INFORMATION SHOWN: Begin
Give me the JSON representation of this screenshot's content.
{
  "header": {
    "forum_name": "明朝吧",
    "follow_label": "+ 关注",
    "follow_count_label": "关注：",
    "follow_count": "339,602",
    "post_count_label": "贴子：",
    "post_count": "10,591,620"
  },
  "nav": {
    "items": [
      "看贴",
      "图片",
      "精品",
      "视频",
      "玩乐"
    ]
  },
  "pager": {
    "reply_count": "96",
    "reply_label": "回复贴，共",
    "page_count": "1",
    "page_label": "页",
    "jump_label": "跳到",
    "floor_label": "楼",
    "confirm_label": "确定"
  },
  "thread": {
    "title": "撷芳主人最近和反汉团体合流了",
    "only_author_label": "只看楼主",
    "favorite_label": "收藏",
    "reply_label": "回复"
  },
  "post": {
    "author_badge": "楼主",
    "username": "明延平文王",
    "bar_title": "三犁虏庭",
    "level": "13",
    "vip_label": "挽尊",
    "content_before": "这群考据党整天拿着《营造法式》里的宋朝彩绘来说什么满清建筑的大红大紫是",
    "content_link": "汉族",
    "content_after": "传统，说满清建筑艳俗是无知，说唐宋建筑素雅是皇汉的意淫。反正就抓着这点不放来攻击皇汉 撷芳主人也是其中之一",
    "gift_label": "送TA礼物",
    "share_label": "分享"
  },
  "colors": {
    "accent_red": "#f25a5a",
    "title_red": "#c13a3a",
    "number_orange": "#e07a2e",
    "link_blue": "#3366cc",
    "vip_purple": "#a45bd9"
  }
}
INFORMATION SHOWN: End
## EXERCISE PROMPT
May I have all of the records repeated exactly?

## TASK RESULT
Give me the JSON representation of this screenshot's content.
{
  "header": {
    "forum_name": "明朝吧",
    "follow_label": "+ 关注",
    "follow_count_label": "关注：",
    "follow_count": "339,602",
    "post_count_label": "贴子：",
    "post_count": "10,591,620"
  },
  "nav": {
    "items": [
      "看贴",
      "图片",
      "精品",
      "视频",
      "玩乐"
    ]
  },
  "pager": {
    "reply_count": "96",
    "reply_label": "回复贴，共",
    "page_count": "1",
    "page_label": "页",
    "jump_label": "跳到",
    "floor_label": "楼",
    "confirm_label": "确定"
  },
  "thread": {
    "title": "撷芳主人最近和反汉团体合流了",
    "only_author_label": "只看楼主",
    "favorite_label": "收藏",
    "reply_label": "回复"
  },
  "post": {
    "author_badge": "楼主",
    "username": "明延平文王",
    "bar_title": "三犁虏庭",
    "level": "13",
    "vip_label": "挽尊",
    "content_before": "这群考据党整天拿着《营造法式》里的宋朝彩绘来说什么满清建筑的大红大紫是",
    "content_link": "汉族",
    "content_after": "传统，说满清建筑艳俗是无知，说唐宋建筑素雅是皇汉的意淫。反正就抓着这点不放来攻击皇汉 撷芳主人也是其中之一",
    "gift_label": "送TA礼物",
    "share_label": "分享"
  },
  "colors": {
    "accent_red": "#f25a5a",
    "title_red": "#c13a3a",
    "number_orange": "#e07a2e",
    "link_blue": "#3366cc",
    "vip_purple": "#a45bd9"
  }
}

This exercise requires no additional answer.